The Tezos Foundation explained its decision, saying:
"The Foundation values and respects the privacy of its contributors, and along with countless others around the world, it opposes the unnecessary collection of personal information that has become pervasive on the Internet. However, it is important to comply with a rapidly evolving regulatory landscape. To that end, performing KYC/AML checks – as has become the norm for blockchain projects – is the best way forward."
The announcement states that a third party will handle the KYC/AML checks and once an investor completes the process, they will be given an activation code that will be required to access their "recommended allocations."
Several Tezos investors are unhappy about the new policy. One reddit user voiced disapproval because investors were not told they would be required to provide personal information when initially investing in Tezos:
"If they wanted to do KYC AML compliance they should have said so as part of the initial offer.
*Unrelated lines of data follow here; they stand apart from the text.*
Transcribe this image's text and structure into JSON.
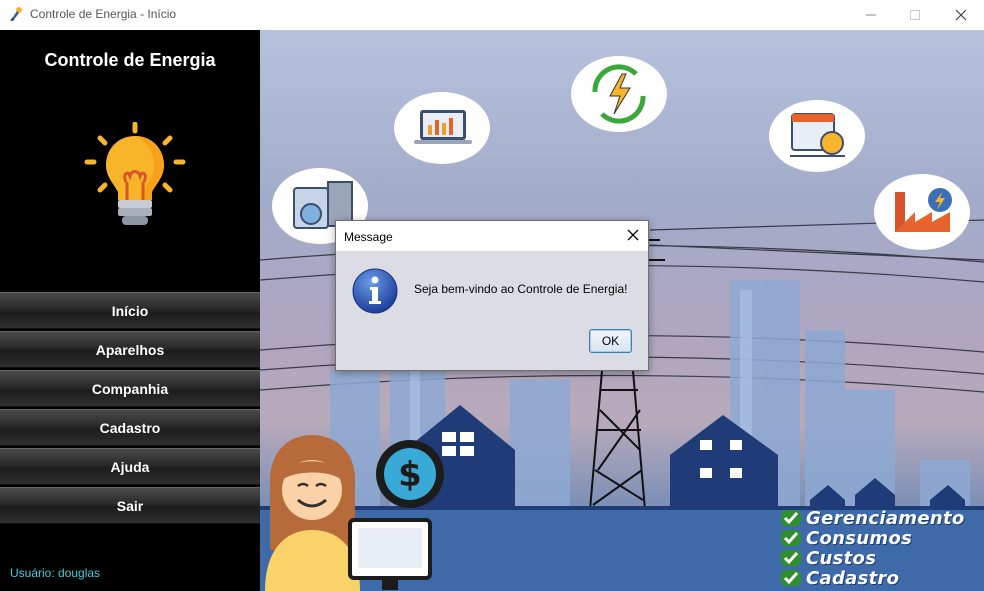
{
  "window": {
    "title": "Controle de Energia - Início"
  },
  "sidebar": {
    "title": "Controle de Energia",
    "menu": [
      {
        "label": "Início"
      },
      {
        "label": "Aparelhos"
      },
      {
        "label": "Companhia"
      },
      {
        "label": "Cadastro"
      },
      {
        "label": "Ajuda"
      },
      {
        "label": "Sair"
      }
    ],
    "user_label": "Usuário: douglas"
  },
  "main": {
    "features": [
      "Gerenciamento",
      "Consumos",
      "Custos",
      "Cadastro"
    ],
    "icons": [
      "monitor-chart-icon",
      "energy-cycle-icon",
      "calendar-clock-icon",
      "appliances-icon",
      "factory-icon",
      "woman-at-computer-icon",
      "dollar-icon"
    ]
  },
  "dialog": {
    "title": "Message",
    "message": "Seja bem-vindo ao Controle de Energia!",
    "ok_label": "OK"
  },
  "colors": {
    "sidebar_bg": "#000000",
    "user_label": "#3ed0e0",
    "check_green": "#3aa83a",
    "bulb_yellow": "#f8b52a"
  }
}
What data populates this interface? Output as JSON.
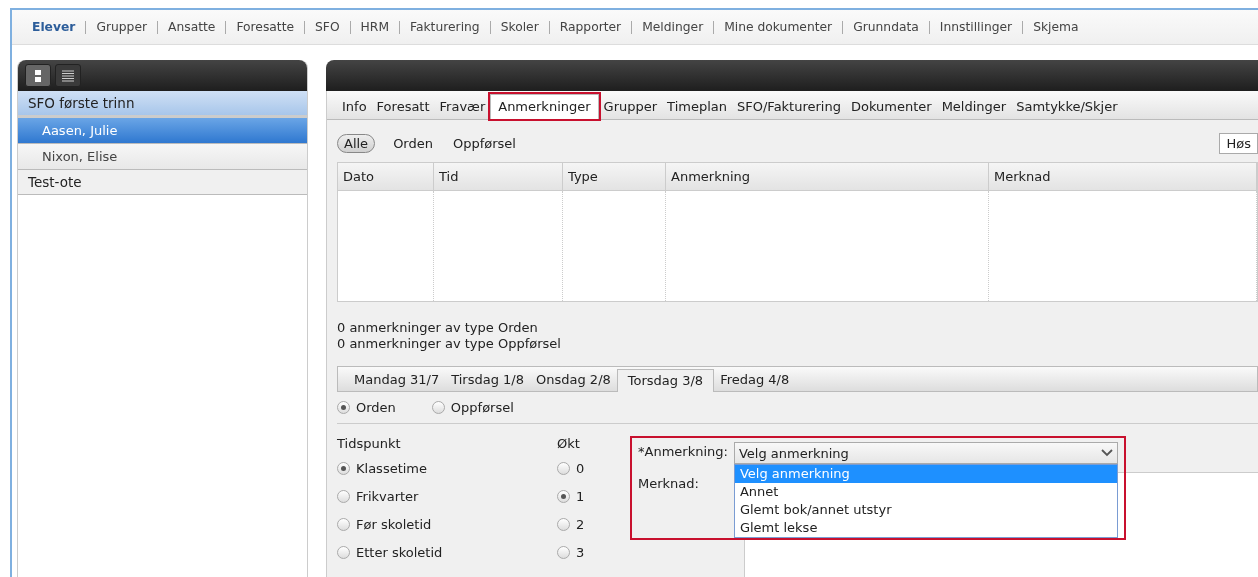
{
  "top_nav": [
    {
      "label": "Elever",
      "selected": true
    },
    {
      "label": "Grupper",
      "selected": false
    },
    {
      "label": "Ansatte",
      "selected": false
    },
    {
      "label": "Foresatte",
      "selected": false
    },
    {
      "label": "SFO",
      "selected": false
    },
    {
      "label": "HRM",
      "selected": false
    },
    {
      "label": "Fakturering",
      "selected": false
    },
    {
      "label": "Skoler",
      "selected": false
    },
    {
      "label": "Rapporter",
      "selected": false
    },
    {
      "label": "Meldinger",
      "selected": false
    },
    {
      "label": "Mine dokumenter",
      "selected": false
    },
    {
      "label": "Grunndata",
      "selected": false
    },
    {
      "label": "Innstillinger",
      "selected": false
    },
    {
      "label": "Skjema",
      "selected": false
    }
  ],
  "left_panel": {
    "view_toggles": [
      {
        "kind": "tiles",
        "selected": true
      },
      {
        "kind": "list",
        "selected": false
      }
    ],
    "groups": [
      {
        "name": "SFO første trinn",
        "selected": true,
        "students": [
          {
            "name": "Aasen, Julie",
            "selected": true
          },
          {
            "name": "Nixon, Elise",
            "selected": false
          }
        ]
      },
      {
        "name": "Test-ote",
        "selected": false
      }
    ]
  },
  "student_tabs": [
    {
      "label": "Info",
      "selected": false,
      "highlighted": false
    },
    {
      "label": "Foresatt",
      "selected": false,
      "highlighted": false
    },
    {
      "label": "Fravær",
      "selected": false,
      "highlighted": false
    },
    {
      "label": "Anmerkninger",
      "selected": true,
      "highlighted": true
    },
    {
      "label": "Grupper",
      "selected": false,
      "highlighted": false
    },
    {
      "label": "Timeplan",
      "selected": false,
      "highlighted": false
    },
    {
      "label": "SFO/Fakturering",
      "selected": false,
      "highlighted": false
    },
    {
      "label": "Dokumenter",
      "selected": false,
      "highlighted": false
    },
    {
      "label": "Meldinger",
      "selected": false,
      "highlighted": false
    },
    {
      "label": "Samtykke/Skjer",
      "selected": false,
      "highlighted": false
    }
  ],
  "filter": {
    "options": [
      {
        "label": "Alle",
        "selected": true
      },
      {
        "label": "Orden",
        "selected": false
      },
      {
        "label": "Oppførsel",
        "selected": false
      }
    ],
    "period_field": "Høs"
  },
  "table": {
    "columns": [
      "Dato",
      "Tid",
      "Type",
      "Anmerkning",
      "Merknad"
    ]
  },
  "counts": [
    "0 anmerkninger av type Orden",
    "0 anmerkninger av type Oppførsel"
  ],
  "day_tabs": [
    {
      "label": "Mandag 31/7",
      "selected": false
    },
    {
      "label": "Tirsdag 1/8",
      "selected": false
    },
    {
      "label": "Onsdag 2/8",
      "selected": false
    },
    {
      "label": "Torsdag 3/8",
      "selected": true
    },
    {
      "label": "Fredag 4/8",
      "selected": false
    }
  ],
  "category": [
    {
      "label": "Orden",
      "selected": true
    },
    {
      "label": "Oppførsel",
      "selected": false
    }
  ],
  "time_group": {
    "title": "Tidspunkt",
    "options": [
      {
        "label": "Klassetime",
        "selected": true
      },
      {
        "label": "Frikvarter",
        "selected": false
      },
      {
        "label": "Før skoletid",
        "selected": false
      },
      {
        "label": "Etter skoletid",
        "selected": false
      }
    ]
  },
  "session_group": {
    "title": "Økt",
    "options": [
      {
        "label": "0",
        "selected": false
      },
      {
        "label": "1",
        "selected": true
      },
      {
        "label": "2",
        "selected": false
      },
      {
        "label": "3",
        "selected": false
      }
    ]
  },
  "form": {
    "highlighted": true,
    "remark_label": "*Anmerkning:",
    "remark_value": "Velg anmerkning",
    "remark_options": [
      {
        "label": "Velg anmerkning",
        "selected": true
      },
      {
        "label": "Annet",
        "selected": false
      },
      {
        "label": "Glemt bok/annet utstyr",
        "selected": false
      },
      {
        "label": "Glemt lekse",
        "selected": false
      }
    ],
    "note_label": "Merknad:"
  }
}
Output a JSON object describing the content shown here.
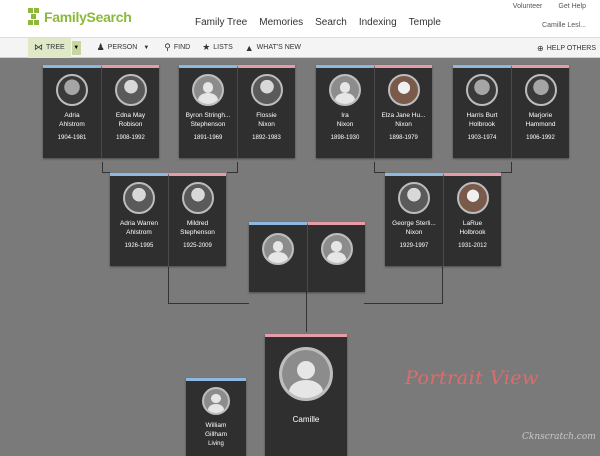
{
  "header": {
    "logo_text": "FamilySearch",
    "nav": [
      "Family Tree",
      "Memories",
      "Search",
      "Indexing",
      "Temple"
    ],
    "volunteer": "Volunteer",
    "get_help": "Get Help",
    "user_name": "Camille Lesl..."
  },
  "toolbar": {
    "tree": "TREE",
    "person": "PERSON",
    "find": "FIND",
    "lists": "LISTS",
    "whats_new": "WHAT'S NEW",
    "help_others": "HELP OTHERS"
  },
  "tree": {
    "gg": [
      {
        "husband": {
          "name1": "Adria",
          "name2": "Ahlstrom",
          "dates": "1904-1981"
        },
        "wife": {
          "name1": "Edna May",
          "name2": "Robison",
          "dates": "1908-1992"
        }
      },
      {
        "husband": {
          "name1": "Byron Stringh...",
          "name2": "Stephenson",
          "dates": "1891-1969"
        },
        "wife": {
          "name1": "Flossie",
          "name2": "Nixon",
          "dates": "1892-1983"
        }
      },
      {
        "husband": {
          "name1": "Ira",
          "name2": "Nixon",
          "dates": "1898-1930"
        },
        "wife": {
          "name1": "Elza Jane Hu...",
          "name2": "Nixon",
          "dates": "1898-1979"
        }
      },
      {
        "husband": {
          "name1": "Harris Burt",
          "name2": "Holbrook",
          "dates": "1903-1974"
        },
        "wife": {
          "name1": "Marjorie",
          "name2": "Hammond",
          "dates": "1906-1992"
        }
      }
    ],
    "gp": [
      {
        "husband": {
          "name1": "Adria Warren",
          "name2": "Ahlstrom",
          "dates": "1926-1995"
        },
        "wife": {
          "name1": "Mildred",
          "name2": "Stephenson",
          "dates": "1925-2009"
        }
      },
      {
        "husband": {
          "name1": "George Sterli...",
          "name2": "Nixon",
          "dates": "1929-1997"
        },
        "wife": {
          "name1": "LaRue",
          "name2": "Holbrook",
          "dates": "1931-2012"
        }
      }
    ],
    "focus": {
      "name": "Camille"
    },
    "child": {
      "name1": "William",
      "name2": "Gillham",
      "status": "Living"
    }
  },
  "overlay": {
    "watermark": "Portrait View",
    "credit": "Cknscratch.com"
  },
  "colors": {
    "male": "#8db8e0",
    "female": "#e79aa8",
    "brand": "#8cb93c"
  }
}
Changing the deal after the sale has been completed for months is bad business, no matter how they try to dress it up."
Another redditor complained about the invasiveness of the process, stating it requires each investor to submit not only their name, address, and driver license number, but also a photograph.
Investors are feeling mounting frustration with Tezos as a result of many of the foundation's ongoing problems. The blockchain launch that would have allowed access to their tokens was delayed because of a legal dispute between the Tezos Foundation president, Johann Gevers, and the founders of Tezos, Arthur and Kathleen Breitman. A class action lawsuit was later brought against the company, alleging false representations and unregistered sale of securities.